— PROBLEM DETAILS —
What is the number of lines in the data below that contain "icon"? Reply with the number only.

======== MATERIAL FOR THE TASK ========

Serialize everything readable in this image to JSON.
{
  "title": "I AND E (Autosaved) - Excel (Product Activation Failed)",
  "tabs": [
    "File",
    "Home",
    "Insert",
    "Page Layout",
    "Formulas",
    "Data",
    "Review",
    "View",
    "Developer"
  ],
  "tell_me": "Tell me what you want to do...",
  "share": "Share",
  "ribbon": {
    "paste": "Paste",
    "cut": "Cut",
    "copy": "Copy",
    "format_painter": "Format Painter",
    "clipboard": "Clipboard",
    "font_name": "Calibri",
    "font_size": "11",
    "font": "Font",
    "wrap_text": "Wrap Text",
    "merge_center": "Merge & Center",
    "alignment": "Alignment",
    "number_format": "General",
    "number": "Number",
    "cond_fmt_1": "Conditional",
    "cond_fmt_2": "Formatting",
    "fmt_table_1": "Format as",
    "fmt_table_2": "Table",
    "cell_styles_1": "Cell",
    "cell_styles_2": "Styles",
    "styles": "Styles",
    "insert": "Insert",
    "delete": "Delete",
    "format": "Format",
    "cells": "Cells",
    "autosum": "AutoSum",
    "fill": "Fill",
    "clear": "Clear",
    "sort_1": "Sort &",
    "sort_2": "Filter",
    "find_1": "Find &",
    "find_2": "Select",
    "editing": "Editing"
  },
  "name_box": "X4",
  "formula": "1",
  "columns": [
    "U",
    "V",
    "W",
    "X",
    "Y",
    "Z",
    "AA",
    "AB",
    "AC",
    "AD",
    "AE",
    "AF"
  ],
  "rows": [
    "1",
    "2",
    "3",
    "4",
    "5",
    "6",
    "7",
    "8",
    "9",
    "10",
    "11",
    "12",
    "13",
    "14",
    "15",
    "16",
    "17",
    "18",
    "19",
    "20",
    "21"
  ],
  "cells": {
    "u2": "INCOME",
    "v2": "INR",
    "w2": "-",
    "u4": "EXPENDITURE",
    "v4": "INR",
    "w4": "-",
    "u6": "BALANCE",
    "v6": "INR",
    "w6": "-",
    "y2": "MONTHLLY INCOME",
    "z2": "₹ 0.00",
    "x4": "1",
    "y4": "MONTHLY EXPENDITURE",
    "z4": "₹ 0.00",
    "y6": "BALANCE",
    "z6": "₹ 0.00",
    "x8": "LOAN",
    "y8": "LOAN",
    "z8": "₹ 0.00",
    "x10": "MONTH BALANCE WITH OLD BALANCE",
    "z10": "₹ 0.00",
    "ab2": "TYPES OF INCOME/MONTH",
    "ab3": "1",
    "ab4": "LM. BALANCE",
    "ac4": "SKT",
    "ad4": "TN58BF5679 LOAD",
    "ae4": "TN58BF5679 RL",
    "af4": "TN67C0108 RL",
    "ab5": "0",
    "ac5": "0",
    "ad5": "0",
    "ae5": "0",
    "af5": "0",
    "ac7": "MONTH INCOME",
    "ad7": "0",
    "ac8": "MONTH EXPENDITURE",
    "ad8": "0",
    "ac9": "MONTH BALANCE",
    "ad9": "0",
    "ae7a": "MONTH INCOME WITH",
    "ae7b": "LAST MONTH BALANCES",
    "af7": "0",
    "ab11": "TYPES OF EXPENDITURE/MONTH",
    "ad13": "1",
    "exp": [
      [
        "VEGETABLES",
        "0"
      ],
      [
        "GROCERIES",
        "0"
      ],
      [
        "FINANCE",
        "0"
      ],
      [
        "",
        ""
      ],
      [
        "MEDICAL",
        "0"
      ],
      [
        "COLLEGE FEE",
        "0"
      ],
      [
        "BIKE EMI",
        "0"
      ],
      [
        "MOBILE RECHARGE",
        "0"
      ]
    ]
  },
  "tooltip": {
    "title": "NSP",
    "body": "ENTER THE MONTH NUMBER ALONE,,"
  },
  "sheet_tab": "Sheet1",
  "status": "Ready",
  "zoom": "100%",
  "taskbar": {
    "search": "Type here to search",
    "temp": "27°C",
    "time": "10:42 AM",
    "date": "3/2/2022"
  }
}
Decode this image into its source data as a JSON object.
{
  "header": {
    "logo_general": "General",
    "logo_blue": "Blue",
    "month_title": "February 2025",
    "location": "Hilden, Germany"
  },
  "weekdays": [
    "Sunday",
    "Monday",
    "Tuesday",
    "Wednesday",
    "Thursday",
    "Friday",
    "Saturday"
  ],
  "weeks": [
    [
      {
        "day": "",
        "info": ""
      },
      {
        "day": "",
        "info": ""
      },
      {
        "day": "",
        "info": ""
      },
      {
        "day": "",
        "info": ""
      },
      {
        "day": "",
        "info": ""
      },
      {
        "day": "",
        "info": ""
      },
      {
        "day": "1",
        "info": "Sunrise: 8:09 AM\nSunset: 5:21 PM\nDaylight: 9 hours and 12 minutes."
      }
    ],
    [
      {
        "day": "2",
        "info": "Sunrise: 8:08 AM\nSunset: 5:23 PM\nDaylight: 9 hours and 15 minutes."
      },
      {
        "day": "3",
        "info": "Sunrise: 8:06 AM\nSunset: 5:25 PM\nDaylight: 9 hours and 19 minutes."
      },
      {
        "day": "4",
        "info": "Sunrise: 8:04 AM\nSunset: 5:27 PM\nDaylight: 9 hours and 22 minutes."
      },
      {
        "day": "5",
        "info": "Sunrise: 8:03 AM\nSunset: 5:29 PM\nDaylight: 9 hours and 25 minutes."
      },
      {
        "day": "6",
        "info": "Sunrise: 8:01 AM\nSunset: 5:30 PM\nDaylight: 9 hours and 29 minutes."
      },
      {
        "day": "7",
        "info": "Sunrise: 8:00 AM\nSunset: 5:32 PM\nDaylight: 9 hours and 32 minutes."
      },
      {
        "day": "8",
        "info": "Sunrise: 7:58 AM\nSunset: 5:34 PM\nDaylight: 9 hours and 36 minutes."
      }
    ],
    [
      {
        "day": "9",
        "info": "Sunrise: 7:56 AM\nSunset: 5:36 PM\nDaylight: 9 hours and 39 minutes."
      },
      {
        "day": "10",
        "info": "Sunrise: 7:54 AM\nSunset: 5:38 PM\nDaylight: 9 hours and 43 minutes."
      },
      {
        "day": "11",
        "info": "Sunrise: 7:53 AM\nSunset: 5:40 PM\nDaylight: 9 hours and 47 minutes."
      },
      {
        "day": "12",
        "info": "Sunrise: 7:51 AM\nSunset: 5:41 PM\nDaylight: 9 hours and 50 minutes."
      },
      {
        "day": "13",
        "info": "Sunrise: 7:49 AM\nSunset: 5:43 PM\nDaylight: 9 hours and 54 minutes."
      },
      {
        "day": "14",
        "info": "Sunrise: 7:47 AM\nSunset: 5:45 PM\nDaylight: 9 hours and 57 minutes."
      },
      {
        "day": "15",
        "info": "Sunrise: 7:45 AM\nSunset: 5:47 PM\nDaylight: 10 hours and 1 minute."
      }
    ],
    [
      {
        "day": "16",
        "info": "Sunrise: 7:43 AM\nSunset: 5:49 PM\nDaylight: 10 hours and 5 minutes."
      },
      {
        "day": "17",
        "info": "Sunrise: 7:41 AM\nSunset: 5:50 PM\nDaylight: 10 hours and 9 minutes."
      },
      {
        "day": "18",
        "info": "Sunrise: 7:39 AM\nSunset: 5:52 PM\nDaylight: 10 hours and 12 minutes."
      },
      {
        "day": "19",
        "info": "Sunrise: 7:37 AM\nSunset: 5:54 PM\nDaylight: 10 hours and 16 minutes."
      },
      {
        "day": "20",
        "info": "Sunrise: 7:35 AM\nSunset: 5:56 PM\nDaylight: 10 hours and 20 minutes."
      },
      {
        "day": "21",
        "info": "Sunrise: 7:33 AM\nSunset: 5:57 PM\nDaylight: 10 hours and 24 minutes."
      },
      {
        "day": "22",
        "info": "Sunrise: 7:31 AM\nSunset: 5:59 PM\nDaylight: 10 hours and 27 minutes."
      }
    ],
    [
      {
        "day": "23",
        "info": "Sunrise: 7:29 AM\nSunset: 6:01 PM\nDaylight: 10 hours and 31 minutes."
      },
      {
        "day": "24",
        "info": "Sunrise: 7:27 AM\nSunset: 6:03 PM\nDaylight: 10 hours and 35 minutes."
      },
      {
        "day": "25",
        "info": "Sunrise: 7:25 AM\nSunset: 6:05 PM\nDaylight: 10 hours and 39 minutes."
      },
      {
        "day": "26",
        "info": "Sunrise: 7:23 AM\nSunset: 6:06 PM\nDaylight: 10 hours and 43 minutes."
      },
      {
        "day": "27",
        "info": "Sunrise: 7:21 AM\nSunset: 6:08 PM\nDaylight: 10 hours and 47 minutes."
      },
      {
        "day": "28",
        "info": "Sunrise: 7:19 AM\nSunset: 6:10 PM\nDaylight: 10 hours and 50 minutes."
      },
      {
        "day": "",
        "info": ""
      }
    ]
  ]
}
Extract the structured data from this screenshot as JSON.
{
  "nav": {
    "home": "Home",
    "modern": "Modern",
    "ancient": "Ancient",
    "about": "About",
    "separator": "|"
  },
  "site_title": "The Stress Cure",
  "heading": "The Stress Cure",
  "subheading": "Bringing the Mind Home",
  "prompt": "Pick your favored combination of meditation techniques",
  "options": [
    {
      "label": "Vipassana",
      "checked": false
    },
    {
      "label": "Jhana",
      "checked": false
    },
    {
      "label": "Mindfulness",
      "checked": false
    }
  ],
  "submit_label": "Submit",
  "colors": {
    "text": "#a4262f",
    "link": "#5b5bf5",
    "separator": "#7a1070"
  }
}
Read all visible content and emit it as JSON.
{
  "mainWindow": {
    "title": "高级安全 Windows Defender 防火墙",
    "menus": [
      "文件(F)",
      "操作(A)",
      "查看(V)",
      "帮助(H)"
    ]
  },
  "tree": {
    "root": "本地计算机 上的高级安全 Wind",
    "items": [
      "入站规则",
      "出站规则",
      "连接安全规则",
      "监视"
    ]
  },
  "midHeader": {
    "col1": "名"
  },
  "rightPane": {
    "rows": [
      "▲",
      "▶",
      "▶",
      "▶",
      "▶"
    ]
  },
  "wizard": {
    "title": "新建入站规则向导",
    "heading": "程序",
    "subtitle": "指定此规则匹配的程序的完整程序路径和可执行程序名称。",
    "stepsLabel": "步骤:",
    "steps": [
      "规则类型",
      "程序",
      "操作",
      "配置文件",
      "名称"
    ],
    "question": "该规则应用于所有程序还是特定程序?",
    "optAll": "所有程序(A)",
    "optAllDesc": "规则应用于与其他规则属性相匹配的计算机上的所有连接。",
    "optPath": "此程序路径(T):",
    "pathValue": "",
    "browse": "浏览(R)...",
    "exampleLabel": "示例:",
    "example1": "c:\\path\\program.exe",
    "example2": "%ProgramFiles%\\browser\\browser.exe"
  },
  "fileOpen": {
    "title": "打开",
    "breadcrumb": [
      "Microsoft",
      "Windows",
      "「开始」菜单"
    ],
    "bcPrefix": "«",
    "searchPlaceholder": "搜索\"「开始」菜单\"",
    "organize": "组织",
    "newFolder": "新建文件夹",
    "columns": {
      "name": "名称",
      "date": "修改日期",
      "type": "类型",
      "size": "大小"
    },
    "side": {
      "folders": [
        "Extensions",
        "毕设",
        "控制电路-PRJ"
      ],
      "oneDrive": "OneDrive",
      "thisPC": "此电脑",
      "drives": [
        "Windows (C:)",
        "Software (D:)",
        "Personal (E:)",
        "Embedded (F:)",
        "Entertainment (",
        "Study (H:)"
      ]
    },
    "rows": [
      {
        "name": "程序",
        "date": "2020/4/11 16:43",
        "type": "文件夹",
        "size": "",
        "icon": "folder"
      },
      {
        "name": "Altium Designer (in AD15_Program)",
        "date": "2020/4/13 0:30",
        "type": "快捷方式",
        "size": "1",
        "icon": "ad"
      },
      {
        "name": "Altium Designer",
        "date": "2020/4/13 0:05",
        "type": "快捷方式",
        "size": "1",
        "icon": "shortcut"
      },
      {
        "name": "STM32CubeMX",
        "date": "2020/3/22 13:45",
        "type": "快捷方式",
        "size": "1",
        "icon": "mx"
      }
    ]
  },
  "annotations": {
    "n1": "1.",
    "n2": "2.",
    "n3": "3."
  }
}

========

— ANSWER BELOW —
4